I adored Safiya! She's smart and resourceful and badass, and I loved that she never gave up on anything. Her constant verbal and physical confrontations with Merik were a source of great amusement in this book. I cannot wait to read more about her in the next! Iseult on the other hand is more difficult to figure out. I preferred Safiya's POV, so I guess that's why I focused less on Iseult. But I do hope we find out more about her in the next.

There are four different POVs in the book - Safiya, Iseult, Merik and Aeduan. Merik is the prince of Nobrevna and also the captain of a ship, and Aeduan is the Bloodwitch who's after the Threadsisters. I loved both the male POVs, they were so starkly different, and really interesting. Merik is an awesome character, and though he did things I didn't condone, I understood them. He cares about his crew and his people more than anything else in the world, and he'll do anything to make sure they stay safe. Aeduan is kind of a mystery, and I was so intrigued by him throughout. I need to know his story! I hope we get to find that out soon.

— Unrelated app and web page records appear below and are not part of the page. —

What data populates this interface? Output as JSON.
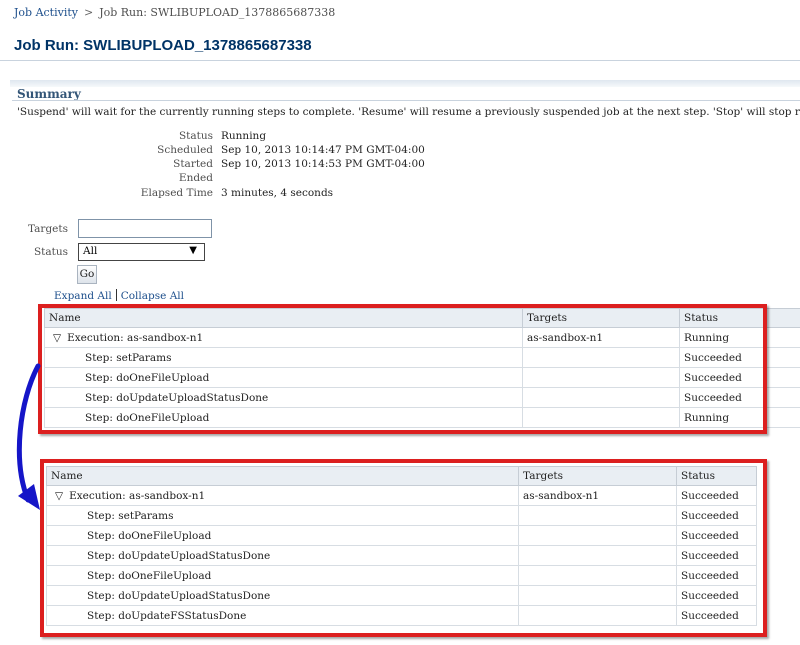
{
  "breadcrumb": {
    "root": "Job Activity",
    "separator": ">",
    "current": "Job Run: SWLIBUPLOAD_1378865687338"
  },
  "page_title": "Job Run: SWLIBUPLOAD_1378865687338",
  "summary": {
    "heading": "Summary",
    "note": "'Suspend' will wait for the currently running steps to complete. 'Resume' will resume a previously suspended job at the next step. 'Stop' will stop running steps if it can.",
    "fields": [
      {
        "label": "Status",
        "value": "Running"
      },
      {
        "label": "Scheduled",
        "value": "Sep 10, 2013 10:14:47 PM GMT-04:00"
      },
      {
        "label": "Started",
        "value": "Sep 10, 2013 10:14:53 PM GMT-04:00"
      },
      {
        "label": "Ended",
        "value": ""
      },
      {
        "label": "Elapsed Time",
        "value": "3 minutes, 4 seconds"
      }
    ]
  },
  "filter": {
    "targets_label": "Targets",
    "targets_value": "",
    "status_label": "Status",
    "status_value": "All",
    "go_label": "Go"
  },
  "links": {
    "expand_all": "Expand All",
    "collapse_all": "Collapse All"
  },
  "columns": {
    "name": "Name",
    "targets": "Targets",
    "status": "Status"
  },
  "table_before": {
    "rows": [
      {
        "name": "Execution: as-sandbox-n1",
        "targets": "as-sandbox-n1",
        "status": "Running",
        "kind": "exec"
      },
      {
        "name": "Step: setParams",
        "targets": "",
        "status": "Succeeded",
        "kind": "step"
      },
      {
        "name": "Step: doOneFileUpload",
        "targets": "",
        "status": "Succeeded",
        "kind": "step"
      },
      {
        "name": "Step: doUpdateUploadStatusDone",
        "targets": "",
        "status": "Succeeded",
        "kind": "step"
      },
      {
        "name": "Step: doOneFileUpload",
        "targets": "",
        "status": "Running",
        "kind": "step"
      }
    ]
  },
  "table_after": {
    "rows": [
      {
        "name": "Execution: as-sandbox-n1",
        "targets": "as-sandbox-n1",
        "status": "Succeeded",
        "kind": "exec"
      },
      {
        "name": "Step: setParams",
        "targets": "",
        "status": "Succeeded",
        "kind": "step"
      },
      {
        "name": "Step: doOneFileUpload",
        "targets": "",
        "status": "Succeeded",
        "kind": "step"
      },
      {
        "name": "Step: doUpdateUploadStatusDone",
        "targets": "",
        "status": "Succeeded",
        "kind": "step"
      },
      {
        "name": "Step: doOneFileUpload",
        "targets": "",
        "status": "Succeeded",
        "kind": "step"
      },
      {
        "name": "Step: doUpdateUploadStatusDone",
        "targets": "",
        "status": "Succeeded",
        "kind": "step"
      },
      {
        "name": "Step: doUpdateFSStatusDone",
        "targets": "",
        "status": "Succeeded",
        "kind": "step"
      }
    ]
  },
  "icons": {
    "expand_triangle": "▽",
    "select_arrow": "▼"
  },
  "colors": {
    "link": "#1d4f8c",
    "title": "#003366",
    "annotation_box": "#dc1f1f",
    "annotation_arrow": "#1515c8"
  }
}
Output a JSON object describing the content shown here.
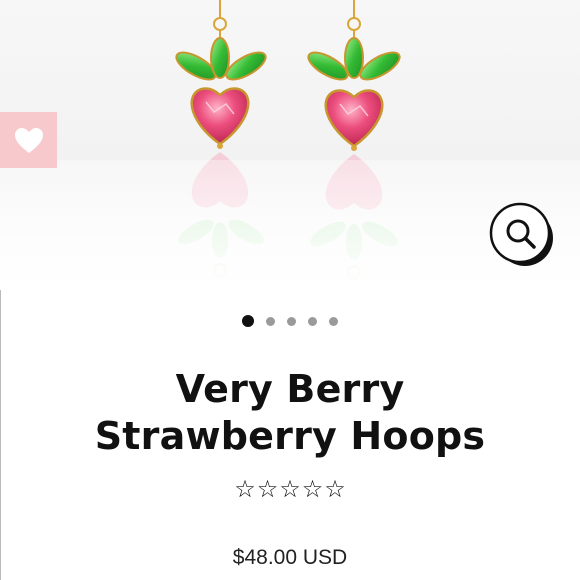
{
  "product": {
    "title_line1": "Very Berry",
    "title_line2": "Strawberry Hoops",
    "price": "$48.00 USD",
    "rating": {
      "stars_filled": 0,
      "stars_total": 5,
      "star_glyph": "☆"
    }
  },
  "gallery": {
    "image_count": 5,
    "active_index": 0,
    "image_name": "strawberry-hoop-earrings-image"
  },
  "icons": {
    "wishlist": "heart-icon",
    "zoom": "search-icon"
  },
  "colors": {
    "wishlist_bg": "#f7c9cd",
    "gem_pink": "#e94a7a",
    "gem_green": "#3cbf3c",
    "gold": "#d8a63a",
    "text": "#111111"
  }
}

There isn't much romance in this book, not really. Trust me when I say Safiya and Merik did not get along at all for most of the novel. Safiya was a burden on Merik since he had to transport her safely to a port in order to participate in a trade contract with Cartorra. And he really needs that contract, for his people. The two of them practically hated each other for a while! And I didn't like the way Merik treated her in some parts. But it was amazing to see Safiya slowly beginning to understand him, to empathize with him. And seeing them fall for each other was so incredibly sweet. I can't say whether their romance will be a big deal later on either, because regardless of his feelings, Merik would still put his crew and people first.

I realize I haven't said much at all about the plot, and I don't want to. There's a lot that happens, and I don't want to give anything away. There is so much suspense, though. And action, and intrigue, and I really couldn't put this book down. I read it all in one sitting, which is saying something since it's pretty long! There really was never a dull moment in it.

I was satisfied with the climax and the ending, and there were things I didn't see coming. I'm eager to see how Dennard explores some of the big revelations she made here in the next book. Truthwitch was a great beginning to this series, and I urge all you fantasy/paranormal lovers to pick it up!

*Thank you to Sasha from Pansing for sending me an ARC for review*

Rating: 4/5